correctly, and d2x works too (though it needed some other fixes).

Moving on...

There is also a problem with slightly different USBHID library interfaces
on different versions of FreeBSD. I wasn't going to mention this since the
FreeBSD port for SDL-1.2.5 (and not SDL itself) was doing the FreeBSD
version-specific patching, so I e-mailed the port maintainer with this
change.
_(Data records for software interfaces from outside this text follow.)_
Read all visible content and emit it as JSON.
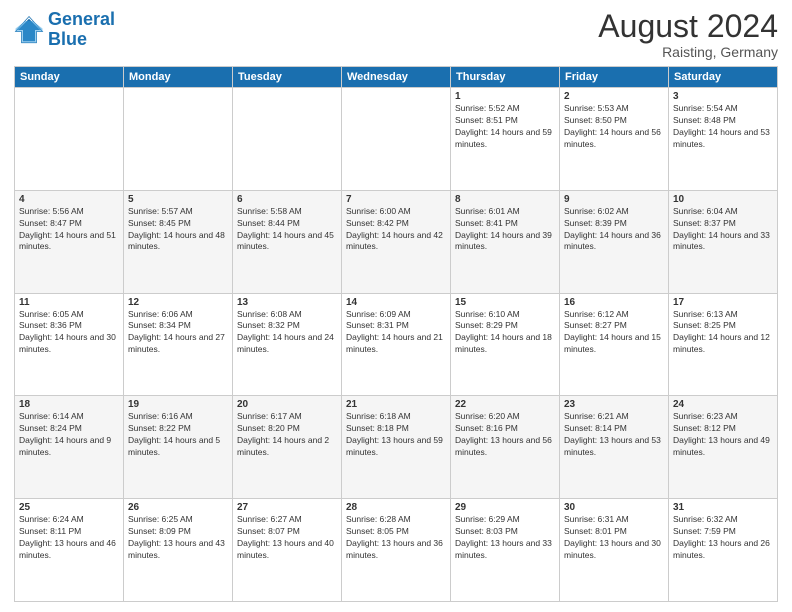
{
  "header": {
    "logo_line1": "General",
    "logo_line2": "Blue",
    "main_title": "August 2024",
    "subtitle": "Raisting, Germany"
  },
  "days_of_week": [
    "Sunday",
    "Monday",
    "Tuesday",
    "Wednesday",
    "Thursday",
    "Friday",
    "Saturday"
  ],
  "weeks": [
    [
      {
        "day": "",
        "info": ""
      },
      {
        "day": "",
        "info": ""
      },
      {
        "day": "",
        "info": ""
      },
      {
        "day": "",
        "info": ""
      },
      {
        "day": "1",
        "info": "Sunrise: 5:52 AM\nSunset: 8:51 PM\nDaylight: 14 hours and 59 minutes."
      },
      {
        "day": "2",
        "info": "Sunrise: 5:53 AM\nSunset: 8:50 PM\nDaylight: 14 hours and 56 minutes."
      },
      {
        "day": "3",
        "info": "Sunrise: 5:54 AM\nSunset: 8:48 PM\nDaylight: 14 hours and 53 minutes."
      }
    ],
    [
      {
        "day": "4",
        "info": "Sunrise: 5:56 AM\nSunset: 8:47 PM\nDaylight: 14 hours and 51 minutes."
      },
      {
        "day": "5",
        "info": "Sunrise: 5:57 AM\nSunset: 8:45 PM\nDaylight: 14 hours and 48 minutes."
      },
      {
        "day": "6",
        "info": "Sunrise: 5:58 AM\nSunset: 8:44 PM\nDaylight: 14 hours and 45 minutes."
      },
      {
        "day": "7",
        "info": "Sunrise: 6:00 AM\nSunset: 8:42 PM\nDaylight: 14 hours and 42 minutes."
      },
      {
        "day": "8",
        "info": "Sunrise: 6:01 AM\nSunset: 8:41 PM\nDaylight: 14 hours and 39 minutes."
      },
      {
        "day": "9",
        "info": "Sunrise: 6:02 AM\nSunset: 8:39 PM\nDaylight: 14 hours and 36 minutes."
      },
      {
        "day": "10",
        "info": "Sunrise: 6:04 AM\nSunset: 8:37 PM\nDaylight: 14 hours and 33 minutes."
      }
    ],
    [
      {
        "day": "11",
        "info": "Sunrise: 6:05 AM\nSunset: 8:36 PM\nDaylight: 14 hours and 30 minutes."
      },
      {
        "day": "12",
        "info": "Sunrise: 6:06 AM\nSunset: 8:34 PM\nDaylight: 14 hours and 27 minutes."
      },
      {
        "day": "13",
        "info": "Sunrise: 6:08 AM\nSunset: 8:32 PM\nDaylight: 14 hours and 24 minutes."
      },
      {
        "day": "14",
        "info": "Sunrise: 6:09 AM\nSunset: 8:31 PM\nDaylight: 14 hours and 21 minutes."
      },
      {
        "day": "15",
        "info": "Sunrise: 6:10 AM\nSunset: 8:29 PM\nDaylight: 14 hours and 18 minutes."
      },
      {
        "day": "16",
        "info": "Sunrise: 6:12 AM\nSunset: 8:27 PM\nDaylight: 14 hours and 15 minutes."
      },
      {
        "day": "17",
        "info": "Sunrise: 6:13 AM\nSunset: 8:25 PM\nDaylight: 14 hours and 12 minutes."
      }
    ],
    [
      {
        "day": "18",
        "info": "Sunrise: 6:14 AM\nSunset: 8:24 PM\nDaylight: 14 hours and 9 minutes."
      },
      {
        "day": "19",
        "info": "Sunrise: 6:16 AM\nSunset: 8:22 PM\nDaylight: 14 hours and 5 minutes."
      },
      {
        "day": "20",
        "info": "Sunrise: 6:17 AM\nSunset: 8:20 PM\nDaylight: 14 hours and 2 minutes."
      },
      {
        "day": "21",
        "info": "Sunrise: 6:18 AM\nSunset: 8:18 PM\nDaylight: 13 hours and 59 minutes."
      },
      {
        "day": "22",
        "info": "Sunrise: 6:20 AM\nSunset: 8:16 PM\nDaylight: 13 hours and 56 minutes."
      },
      {
        "day": "23",
        "info": "Sunrise: 6:21 AM\nSunset: 8:14 PM\nDaylight: 13 hours and 53 minutes."
      },
      {
        "day": "24",
        "info": "Sunrise: 6:23 AM\nSunset: 8:12 PM\nDaylight: 13 hours and 49 minutes."
      }
    ],
    [
      {
        "day": "25",
        "info": "Sunrise: 6:24 AM\nSunset: 8:11 PM\nDaylight: 13 hours and 46 minutes."
      },
      {
        "day": "26",
        "info": "Sunrise: 6:25 AM\nSunset: 8:09 PM\nDaylight: 13 hours and 43 minutes."
      },
      {
        "day": "27",
        "info": "Sunrise: 6:27 AM\nSunset: 8:07 PM\nDaylight: 13 hours and 40 minutes."
      },
      {
        "day": "28",
        "info": "Sunrise: 6:28 AM\nSunset: 8:05 PM\nDaylight: 13 hours and 36 minutes."
      },
      {
        "day": "29",
        "info": "Sunrise: 6:29 AM\nSunset: 8:03 PM\nDaylight: 13 hours and 33 minutes."
      },
      {
        "day": "30",
        "info": "Sunrise: 6:31 AM\nSunset: 8:01 PM\nDaylight: 13 hours and 30 minutes."
      },
      {
        "day": "31",
        "info": "Sunrise: 6:32 AM\nSunset: 7:59 PM\nDaylight: 13 hours and 26 minutes."
      }
    ]
  ]
}
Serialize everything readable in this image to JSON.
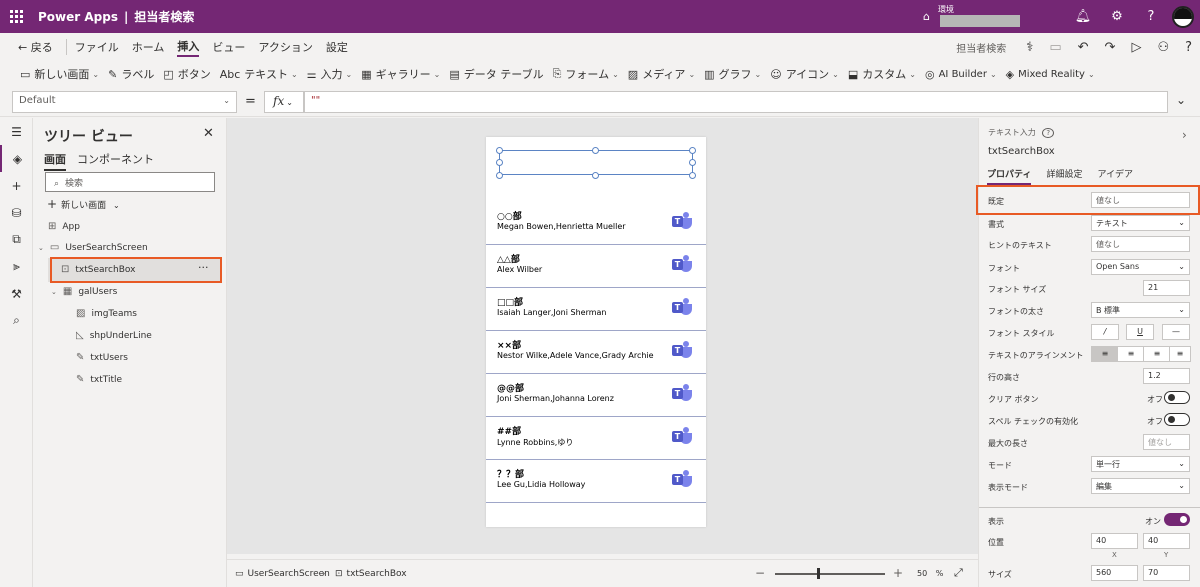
{
  "app": {
    "name": "Power Apps",
    "title_separator": "|",
    "title": "担当者検索",
    "env_label": "環境"
  },
  "menu": {
    "back": "← 戻る",
    "items": [
      "ファイル",
      "ホーム",
      "挿入",
      "ビュー",
      "アクション",
      "設定"
    ],
    "active": "挿入",
    "screen_name": "担当者検索"
  },
  "ribbon": [
    {
      "icon": "new-screen-icon",
      "glyph": "▭",
      "label": "新しい画面",
      "chevron": true
    },
    {
      "icon": "label-icon",
      "glyph": "✎",
      "label": "ラベル",
      "chevron": false
    },
    {
      "icon": "button-icon",
      "glyph": "◰",
      "label": "ボタン",
      "chevron": false
    },
    {
      "icon": "text-icon",
      "glyph": "Abc",
      "label": "テキスト",
      "chevron": true
    },
    {
      "icon": "input-icon",
      "glyph": "⚌",
      "label": "入力",
      "chevron": true
    },
    {
      "icon": "gallery-icon",
      "glyph": "▦",
      "label": "ギャラリー",
      "chevron": true
    },
    {
      "icon": "data-table-icon",
      "glyph": "▤",
      "label": "データ テーブル",
      "chevron": false
    },
    {
      "icon": "form-icon",
      "glyph": "⎘",
      "label": "フォーム",
      "chevron": true
    },
    {
      "icon": "media-icon",
      "glyph": "▨",
      "label": "メディア",
      "chevron": true
    },
    {
      "icon": "chart-icon",
      "glyph": "▥",
      "label": "グラフ",
      "chevron": true
    },
    {
      "icon": "icons-icon",
      "glyph": "☺",
      "label": "アイコン",
      "chevron": true
    },
    {
      "icon": "custom-icon",
      "glyph": "⬓",
      "label": "カスタム",
      "chevron": true
    },
    {
      "icon": "ai-builder-icon",
      "glyph": "◎",
      "label": "AI Builder",
      "chevron": true
    },
    {
      "icon": "mixed-reality-icon",
      "glyph": "◈",
      "label": "Mixed Reality",
      "chevron": true
    }
  ],
  "formula": {
    "property": "Default",
    "equals": "=",
    "fx": "fx",
    "value": "\"\""
  },
  "tree": {
    "title": "ツリー ビュー",
    "tabs": [
      "画面",
      "コンポーネント"
    ],
    "search_placeholder": "検索",
    "new_screen": "新しい画面",
    "nodes": {
      "app": "App",
      "screen": "UserSearchScreen",
      "txtSearchBox": "txtSearchBox",
      "galUsers": "galUsers",
      "imgTeams": "imgTeams",
      "shpUnderLine": "shpUnderLine",
      "txtUsers": "txtUsers",
      "txtTitle": "txtTitle"
    },
    "more": "···"
  },
  "gallery": [
    {
      "title": "○○部",
      "users": "Megan Bowen,Henrietta Mueller"
    },
    {
      "title": "△△部",
      "users": "Alex Wilber"
    },
    {
      "title": "□□部",
      "users": "Isaiah Langer,Joni Sherman"
    },
    {
      "title": "××部",
      "users": "Nestor Wilke,Adele Vance,Grady Archie"
    },
    {
      "title": "@@部",
      "users": "Joni Sherman,Johanna Lorenz"
    },
    {
      "title": "##部",
      "users": "Lynne Robbins,ゆり"
    },
    {
      "title": "？？部",
      "users": "Lee Gu,Lidia Holloway"
    }
  ],
  "status": {
    "screen": "UserSearchScreen",
    "control": "txtSearchBox",
    "zoom": "50",
    "zoom_unit": "%",
    "zoom_level": 0.38
  },
  "props": {
    "type": "テキスト入力",
    "name": "txtSearchBox",
    "tabs": [
      "プロパティ",
      "詳細設定",
      "アイデア"
    ],
    "default_label": "既定",
    "default_value": "値なし",
    "format_label": "書式",
    "format_value": "テキスト",
    "hint_label": "ヒントのテキスト",
    "hint_value": "値なし",
    "font_label": "フォント",
    "font_value": "Open Sans",
    "font_size_label": "フォント サイズ",
    "font_size_value": "21",
    "font_weight_label": "フォントの太さ",
    "font_weight_value": "B 標準",
    "font_style_label": "フォント スタイル",
    "font_style_buttons": [
      "/",
      "U",
      "—"
    ],
    "align_label": "テキストのアラインメント",
    "line_height_label": "行の高さ",
    "line_height_value": "1.2",
    "clear_label": "クリア ボタン",
    "clear_state": "オフ",
    "spell_label": "スペル チェックの有効化",
    "spell_state": "オフ",
    "maxlen_label": "最大の長さ",
    "maxlen_value": "値なし",
    "mode_label": "モード",
    "mode_value": "単一行",
    "display_label": "表示モード",
    "display_value": "編集",
    "visible_label": "表示",
    "visible_state": "オン",
    "position_label": "位置",
    "pos_x": "40",
    "pos_y": "40",
    "x_label": "X",
    "y_label": "Y",
    "size_label": "サイズ",
    "width": "560",
    "height": "70"
  }
}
However, I see that you've incorporated the FreeBSD
version-checking stuff into the CVS version of SDL, so now it's relevant
for you too.

The problem is, the FreeBSD #if tests don't work right for FreeBSD
4.6.2-RELEASE. There may be other versions with this problem, but I've
only tested 4.6.2-R. The following patch against your latest CVS version
fixes this:

--- SDL_sysjoystick.c-1.16 Tue Apr 15 09:02:08 2003
+++ SDL_sysjoystick.c Sun Jun 1 15:10:28 2003
@@ -420,6 +420,8 @@
# else
len = hid_report_size(rd, repinfo[repind].kind, r->rid);
# endif
+# elif (__FreeBSD_version == 460002)
+ len = hid_report_size(rd, r->rid, repinfo[repind].kind);
# else
len = hid_report_size(rd, repinfo[repind].kind, &r->rid);

I hope this is all useful to you. I've been getting myself dizzy playing
Descent 2 with it, all morning!

-Jeff Brown

P.S. My USB controller is a Thrustmaster Firestorm Dual Analog 2. That's
probably irrelevant, but I threw it in for completeness.
     2                          Simple DirectMedia Layer
     4                                   (SDL)
     6                                 Version 1.2
     8 ---
    11 This is the Simple DirectMedia Layer, a general API that provides low
    12 level access to audio, keyboard, mouse, joystick, 3D hardware via OpenGL,
    13 and 2D framebuffer across multiple platforms.
    15 SDL is written in C, but works with C++ natively, and has bindings to
    16 several other languages, including Ada, C#, Eiffel, Java, Lua, ML,
    17 Objective C, Perl, PHP, Pike, Python, and Ruby.
    19 The current version supports Linux, Windows, BeOS, MacOS, MacOS X,
    20 FreeBSD, OpenBSD, BSD/OS, Solaris, and IRIX.  The code contains support
    21 for Windows CE, AmigaOS, Dreamcast, Atari, QNX, NetBSD, AIX, OSF/Tru64,
    22 RISC OS, and SymbianOS, but these are not officially supported.
    24 This library is distributed under GNU LGPL version 2, which can be
    25 found in the file  "COPYING".  This license allows you to use SDL
    26 freely in commercial programs as long as you link with the dynamic
    27 library.
    29 The best way to learn how to use SDL is to check out the header files in
    30 the "include" subdirectory and the programs in the "test" subdirectory.
    31 The header files and test programs are well commented and always up to date.
    32 More documentation is available in HTML format in "./docs/index.html"
    34 The test programs in the "test" subdirectory are in the public domain.
    36 Frequently asked questions are answered online:
    39 If you need help with the library, or just want to discuss SDL related
    40 issues, you can join the developers mailing list:
    43 Enjoy!
    44 	Sam Lantinga				(